Year-to-date in Colorado, building permits issued for multi-family construction are up 2.4 percent, year over year, while permits issued for single-family construction is down 28 percent for the same period.
This year, through March, there have been 680 multi-family permits issued in Colorado, and 1723 single-family permits issued. For the same period during 2010, there were 664 multi-family permits issued, and 2,395 single-family permits.
For the month of March alone, single-family permits are down, year-over-year, by 24.6 percent, but multi-family permits are up 10.5 percent. There were 735 single-family permits and 493 multi-family permits issued during March 2011.
The second graph shows that overall, both multi-family and single-family permits in March are at levels below what was typical over the past decade. However, the March total for multi-family permits was the second-highest total in 28 months. Compared to March 2011 only September 2010, during which 561 permits were issued, had more permits issued in the period since October 2008.
New construction of single-family homes has shown few indications of renewed growth in recent months. Recent housing starts data from the Census Bureau showed only 7,000 new homes sold in the entire western United States during March.
Multi-family activity, on the other hand, has shown some small indications of renewed growth. There has been much optimism within the multifamily industry about rent growth which in turn will lead to new construction. In spite of the optimism, however, few new construction projects have actually begun, although the March permit total for multi-family is one of the highest March totals in the past decade.
The third graph shows that with the exception of March 2006, the number of permits in March exceeds the March permit total of every other year since 2003.

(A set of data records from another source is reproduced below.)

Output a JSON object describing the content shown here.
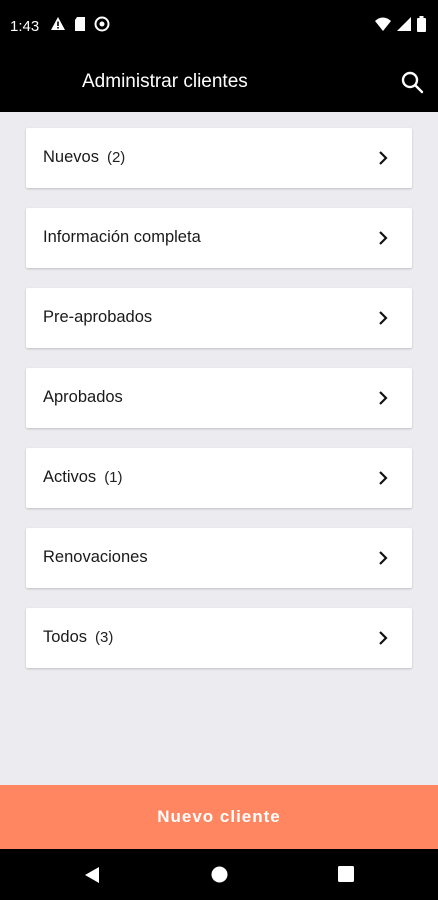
{
  "status_bar": {
    "time": "1:43",
    "left_icons": [
      "warning-icon",
      "sd-card-icon",
      "vpn-icon"
    ],
    "right_icons": [
      "wifi-icon",
      "signal-icon",
      "battery-icon"
    ]
  },
  "header": {
    "title": "Administrar clientes",
    "search_icon": "search-icon"
  },
  "categories": [
    {
      "label": "Nuevos",
      "count": "(2)"
    },
    {
      "label": "Información completa",
      "count": ""
    },
    {
      "label": "Pre-aprobados",
      "count": ""
    },
    {
      "label": "Aprobados",
      "count": ""
    },
    {
      "label": "Activos",
      "count": "(1)"
    },
    {
      "label": "Renovaciones",
      "count": ""
    },
    {
      "label": "Todos",
      "count": "(3)"
    }
  ],
  "primary_action": {
    "label": "Nuevo cliente"
  },
  "colors": {
    "background": "#ebebf0",
    "header": "#000000",
    "cta": "#ff8660"
  }
}
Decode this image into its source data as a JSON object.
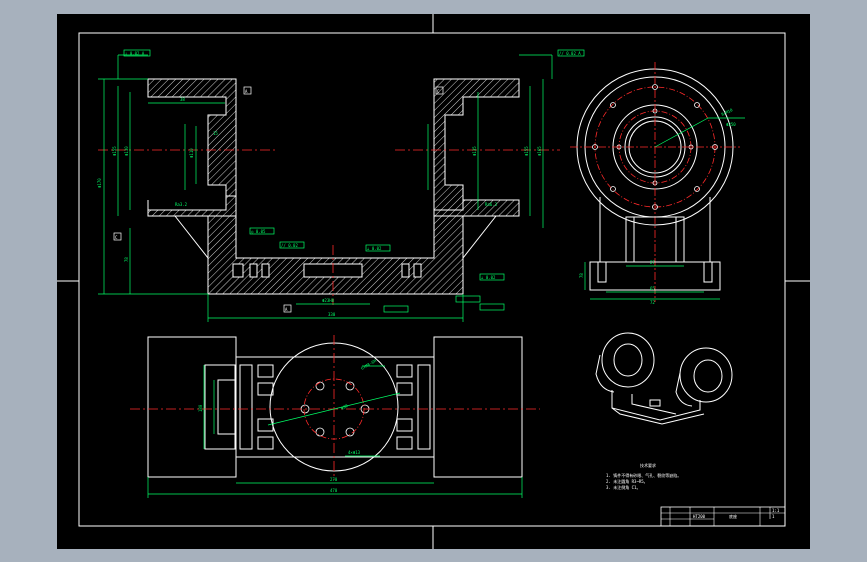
{
  "colors": {
    "background": "#a7b1bd",
    "sheet": "#000000",
    "border": "#ffffff",
    "outline": "#ffffff",
    "centerline": "#ff2a2a",
    "dimension": "#00ff66",
    "hatch": "#ffffff",
    "leader": "#00ff66"
  },
  "front_view": {
    "dims": {
      "left_overall": "Φ170",
      "left_inner": "Φ155",
      "left_bore": "Φ130",
      "left_depth": "38",
      "left_step": "15",
      "left_small": "Φ110",
      "right_inner": "Φ165",
      "right_mid": "Φ155",
      "right_outer": "Φ135",
      "base_height": "78",
      "total_width": "330",
      "bottom_slot": "Φ23H8",
      "ref_a": "A",
      "ref_c": "C"
    },
    "notes": {
      "tol_1": "⊥ 0.02 A",
      "tol_2": "◎ 0.05",
      "tol_3": "// 0.02",
      "tol_4": "// 0.02 A",
      "tol_5": "⊥ 0.02",
      "tol_6": "⊥ 0.02",
      "rough_1": "Ra3.2",
      "rough_2": "Ra6.3"
    }
  },
  "top_view": {
    "dims": {
      "overall_width": "470",
      "inner_width": "270",
      "height_left": "180",
      "circle_note": "4×Φ13",
      "pcd_note": "6×M8-6H",
      "hole_note": "Φ80",
      "ang": "45°"
    }
  },
  "side_view": {
    "dims": {
      "bottom_width": "72",
      "inner_width": "65",
      "height": "78",
      "slot": "27",
      "hole_note": "8×M10",
      "pcd": "Φ250"
    }
  },
  "tech_requirements": {
    "title": "技术要求",
    "lines": [
      "1. 铸件不得有砂眼、气孔、裂纹等缺陷。",
      "2. 未注圆角 R3~R5。",
      "3. 未注倒角 C1。"
    ]
  },
  "title_block": {
    "part_name": "底座",
    "material": "HT200",
    "scale": "1:1",
    "sheet": "1"
  }
}
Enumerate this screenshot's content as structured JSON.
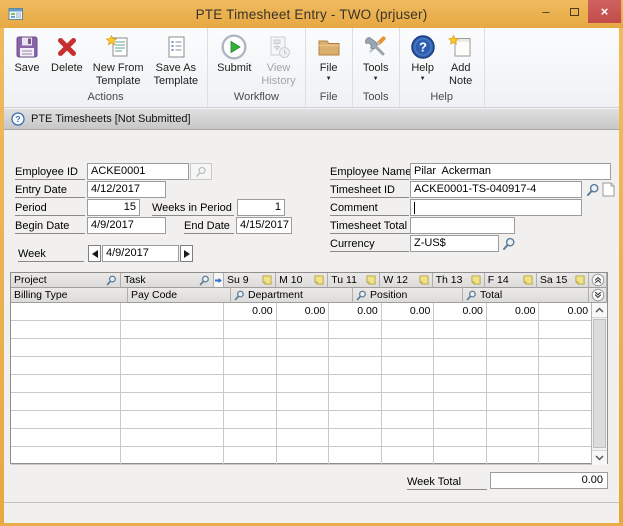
{
  "window": {
    "title": "PTE Timesheet Entry - TWO (prjuser)",
    "minimize_glyph": "–",
    "close_glyph": "×"
  },
  "toolbar": {
    "groups": {
      "actions": "Actions",
      "workflow": "Workflow",
      "file": "File",
      "tools": "Tools",
      "help": "Help"
    },
    "buttons": {
      "save": "Save",
      "delete": "Delete",
      "new_from_template_1": "New From",
      "new_from_template_2": "Template",
      "save_as_template_1": "Save As",
      "save_as_template_2": "Template",
      "submit": "Submit",
      "view_history_1": "View",
      "view_history_2": "History",
      "file": "File",
      "tools": "Tools",
      "help": "Help",
      "add_note_1": "Add",
      "add_note_2": "Note"
    }
  },
  "statusbar": {
    "text": "PTE Timesheets [Not Submitted]"
  },
  "form": {
    "employee_id": {
      "label": "Employee ID",
      "value": "ACKE0001"
    },
    "entry_date": {
      "label": "Entry Date",
      "value": "4/12/2017"
    },
    "period": {
      "label": "Period",
      "value": "15"
    },
    "weeks_in_period": {
      "label": "Weeks in Period",
      "value": "1"
    },
    "begin_date": {
      "label": "Begin Date",
      "value": "4/9/2017"
    },
    "end_date": {
      "label": "End Date",
      "value": "4/15/2017"
    },
    "week": {
      "label": "Week",
      "value": "4/9/2017"
    },
    "employee_name": {
      "label": "Employee Name",
      "value": "Pilar  Ackerman"
    },
    "timesheet_id": {
      "label": "Timesheet ID",
      "value": "ACKE0001-TS-040917-4"
    },
    "comment": {
      "label": "Comment",
      "value": ""
    },
    "timesheet_total": {
      "label": "Timesheet Total",
      "value": ""
    },
    "currency": {
      "label": "Currency",
      "value": "Z-US$"
    }
  },
  "grid": {
    "project_header": "Project",
    "task_header": "Task",
    "days": [
      "Su 9",
      "M 10",
      "Tu 11",
      "W 12",
      "Th 13",
      "F 14",
      "Sa 15"
    ],
    "billing_type_header": "Billing Type",
    "pay_code_header": "Pay Code",
    "department_header": "Department",
    "position_header": "Position",
    "total_header": "Total",
    "hours_values": [
      "0.00",
      "0.00",
      "0.00",
      "0.00",
      "0.00",
      "0.00",
      "0.00"
    ],
    "empty_rows": 8
  },
  "footer": {
    "week_total_label": "Week Total",
    "week_total_value": "0.00"
  },
  "colors": {
    "titlebar_gold": "#E9AC4B",
    "close_red": "#C75454",
    "submit_green": "#35AD3F",
    "note_yellow": "#F2E387",
    "help_blue": "#2E5FB0",
    "save_purple": "#8A64A9",
    "delete_red": "#C62F2F",
    "folder_tan": "#DCAF6F",
    "statusbar_gray": "#D3D3D3"
  }
}
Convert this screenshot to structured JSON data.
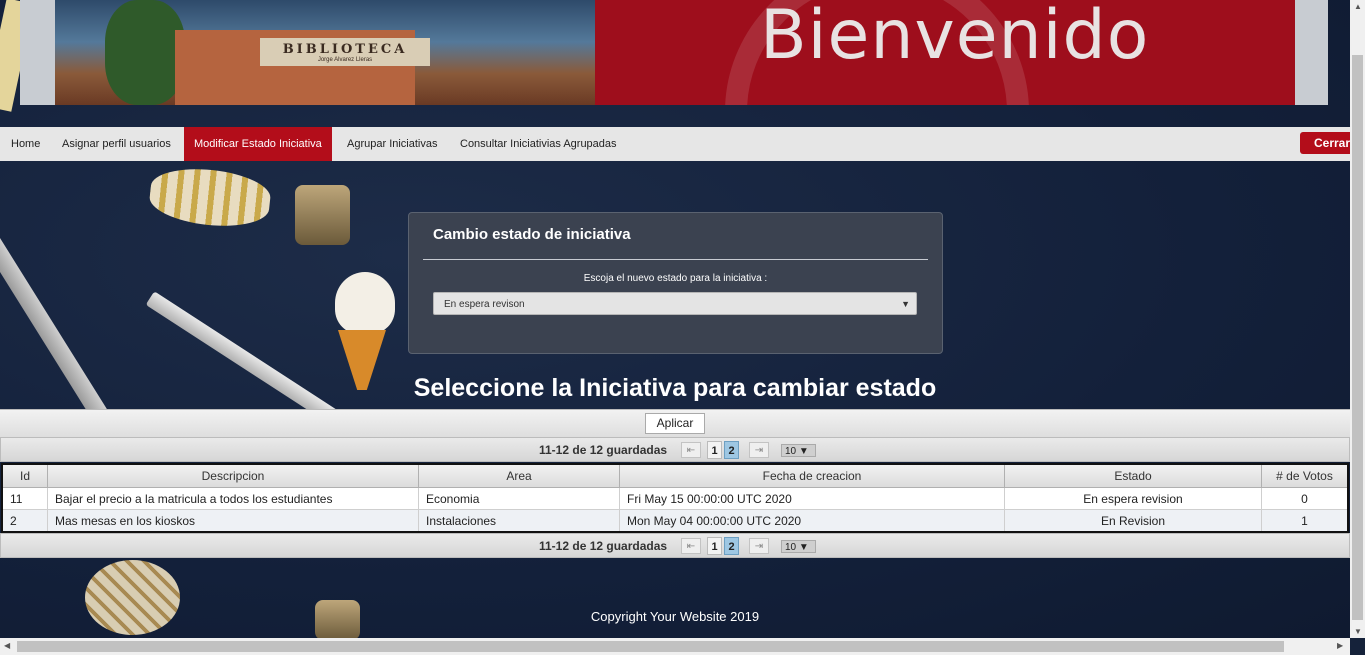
{
  "banner": {
    "title": "Bienvenido",
    "sign_main": "BIBLIOTECA",
    "sign_sub": "Jorge Alvarez Lleras"
  },
  "nav": {
    "items": [
      {
        "label": "Home"
      },
      {
        "label": "Asignar perfil usuarios"
      },
      {
        "label": "Modificar Estado Iniciativa"
      },
      {
        "label": "Agrupar Iniciativas"
      },
      {
        "label": "Consultar Iniciativias Agrupadas"
      }
    ],
    "active_index": 2,
    "logout_label": "Cerrar"
  },
  "panel": {
    "title": "Cambio estado de iniciativa",
    "label": "Escoja el nuevo estado para la iniciativa :",
    "selected_state": "En espera revison"
  },
  "heading": "Seleccione la Iniciativa para cambiar estado",
  "apply_label": "Aplicar",
  "pager": {
    "count_text": "11-12 de 12 guardadas",
    "first_icon": "first-page-icon",
    "prev_icon": "prev-page-icon",
    "pages": [
      "1",
      "2"
    ],
    "current_page": "2",
    "next_icon": "next-page-icon",
    "last_icon": "last-page-icon",
    "rows_per_page": "10"
  },
  "table": {
    "headers": [
      "Id",
      "Descripcion",
      "Area",
      "Fecha de creacion",
      "Estado",
      "# de Votos"
    ],
    "rows": [
      {
        "id": "11",
        "descripcion": "Bajar el precio a la matricula a todos los estudiantes",
        "area": "Economia",
        "fecha": "Fri May 15 00:00:00 UTC 2020",
        "estado": "En espera revision",
        "votos": "0"
      },
      {
        "id": "2",
        "descripcion": "Mas mesas en los kioskos",
        "area": "Instalaciones",
        "fecha": "Mon May 04 00:00:00 UTC 2020",
        "estado": "En Revision",
        "votos": "1"
      }
    ]
  },
  "footer": "Copyright Your Website 2019",
  "colors": {
    "accent_red": "#b30d1a",
    "banner_red": "#9e0e1c",
    "background": "#15223a",
    "panel": "#3b4250",
    "current_page": "#9ec7e3"
  }
}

While multifamily permits are at a 3-year high, year-to-date totals are nonetheless at low levels by historical standards. In previous posts, we have discussed the repercussions of such a small amount of new construction in multi-family housing. Since permits are a helpful indicator of future construction, it stands to reason that new construction will continue to be at historic lows for the short term, which will in turn drive up rents and keep vacancy rates low.